First, you need to understand that what you're talking about is called a LIMIT. We can't actually multiply x times itself an infinite number of times, because there isn't enough time in the universe to do that!

What we can say is that we're going to multiply x by itself n times, and n is a really really big number. In fact, we say that n is "approaching infinity."

Now, some things have limits, and some things don't. For example, consider this:

1/2 x 1/2 x 1/2 x ...

If we multiply 1/2 times itself a billion times, we get something really close to 0, and if we multiply it a billion and one times, we get something that's even closer to zero! And if we keep multiplying, we get closer and closer to 0. So we say the LIMIT is 0, or that it converges to zero.

On the other hand, consider this:

2 x 2 x 2 x 2 x ...

If we multiply 2 times itself a billion times, we get an astronomically huge number. But if we multiply it a billion and one times, we aren't getting closer to any particular number, we're just getting even more astronomically huge. So this doesn't really have a limit. We say it diverges.

So, I think the important thing you're missing here is that x * x * x * x ... is only convergent for certain values. it converges if x is between 0 and 1 (inclusive). Otherwise it is divergent. (It's divergent for x < 0 because the product keeps flopping back and forth between negative and positive each time you multiply, so it never settles in on any one value. It's divergent for x > 1 because the product explodes to astronomically large values).

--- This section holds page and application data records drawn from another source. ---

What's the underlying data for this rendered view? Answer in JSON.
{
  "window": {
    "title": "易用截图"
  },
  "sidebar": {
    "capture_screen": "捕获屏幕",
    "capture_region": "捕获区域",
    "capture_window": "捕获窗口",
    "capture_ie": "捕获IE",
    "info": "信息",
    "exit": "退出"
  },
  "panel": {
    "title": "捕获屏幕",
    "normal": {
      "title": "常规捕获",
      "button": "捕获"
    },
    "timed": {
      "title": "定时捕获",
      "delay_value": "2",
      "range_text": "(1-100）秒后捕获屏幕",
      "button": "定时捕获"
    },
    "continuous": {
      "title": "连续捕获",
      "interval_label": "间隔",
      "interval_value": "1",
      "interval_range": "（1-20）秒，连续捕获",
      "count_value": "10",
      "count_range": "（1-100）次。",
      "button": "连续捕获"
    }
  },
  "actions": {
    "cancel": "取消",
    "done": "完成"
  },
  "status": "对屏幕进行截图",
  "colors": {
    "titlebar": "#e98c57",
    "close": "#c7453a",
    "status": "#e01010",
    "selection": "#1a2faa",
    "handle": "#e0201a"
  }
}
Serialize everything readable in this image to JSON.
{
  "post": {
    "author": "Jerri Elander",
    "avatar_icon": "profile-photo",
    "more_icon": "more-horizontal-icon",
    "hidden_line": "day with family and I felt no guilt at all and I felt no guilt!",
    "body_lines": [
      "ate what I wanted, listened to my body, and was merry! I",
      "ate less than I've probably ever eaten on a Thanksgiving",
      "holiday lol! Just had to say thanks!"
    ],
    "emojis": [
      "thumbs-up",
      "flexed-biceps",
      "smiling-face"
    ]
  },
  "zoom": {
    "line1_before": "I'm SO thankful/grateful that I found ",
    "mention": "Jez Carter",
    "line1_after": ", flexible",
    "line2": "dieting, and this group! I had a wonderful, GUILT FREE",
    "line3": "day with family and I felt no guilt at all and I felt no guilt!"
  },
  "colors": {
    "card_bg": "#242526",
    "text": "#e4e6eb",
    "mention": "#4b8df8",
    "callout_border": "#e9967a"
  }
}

And if it's DIVERGENT, then you aren't allowed to do your cute little substitution. However, if the expression does converge (x is between 0 and 1) then your substitution is a useful way of looking at it. (There are more precise ways of looking at it, that you'll learn someday when you take a calculus class, but this will be sufficient for now).

Here's why your substitution won't work in all cases:

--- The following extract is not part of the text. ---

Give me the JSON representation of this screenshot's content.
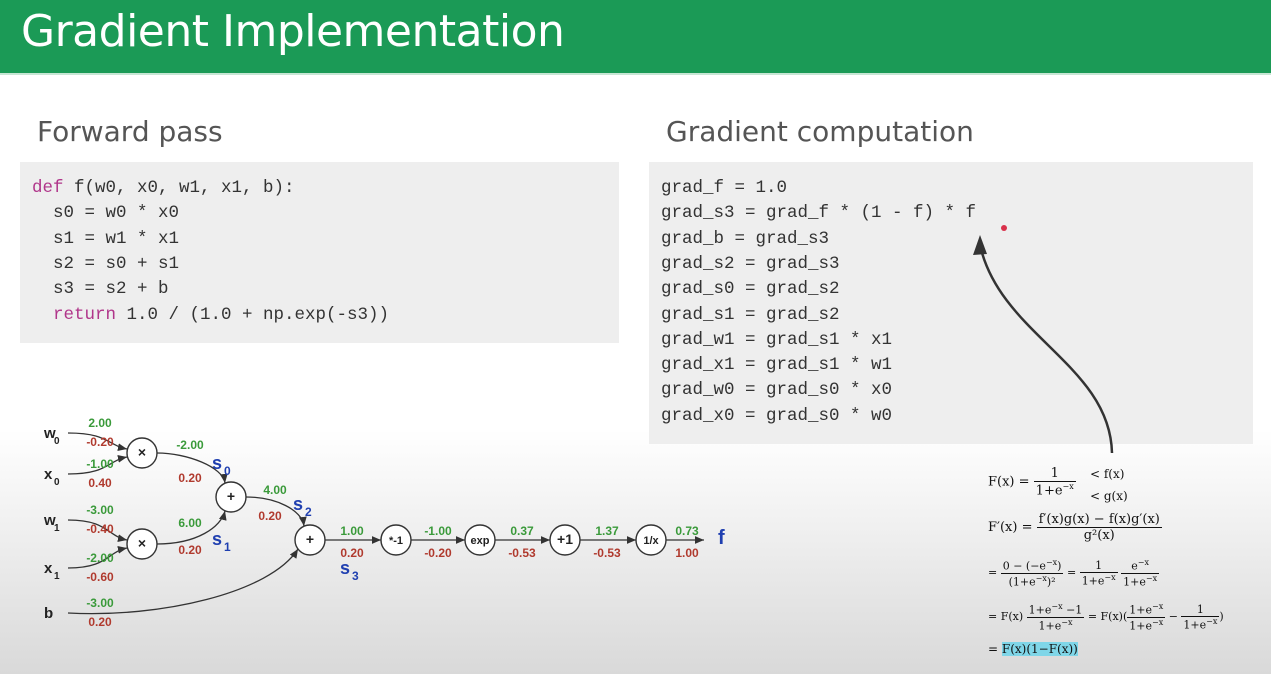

The original equation is: y = x^{n}, where n is approaching infinity.

Rewrite it slightly: y = x * x^{n - 1}

x^{n - 1} is the part you want to replace with y.

You see, what you're really doing when you substitute is, you've assumed that "the limit as n approaches infinity of x^{n - 1}" is the same as "the limit as n approaches infinity of x^{n}". But this is only true if x^{n}*has *a limit! When x^{n} has a limit, then you can do your substitution:

y =xy.

y - xy = 0

y( 1 - x) = 0

y = 0 or x = 1

And this is actually the correct result, for the situation when x^{n} has a limit. Because if x^{n} has a limit, x must be between 0 and 1. If x is any number LESS than 1, then when you multiply it by itself a billion times, you get something really close to zero. We say that its limit is 0. And if x = 1, then y = 1 as well, both of which fit your solution.

The entire study of limits is much more complex than I've made it seem here; I've done my best to keep the math and the terminology fairly simple (hopefully I've succeeded in that!). When you get into a Calculus or Pre-Calculus class, you'll find that there's a lot more to it, but hopefully that'll at least whet your appetite for more!

Professor Puzzler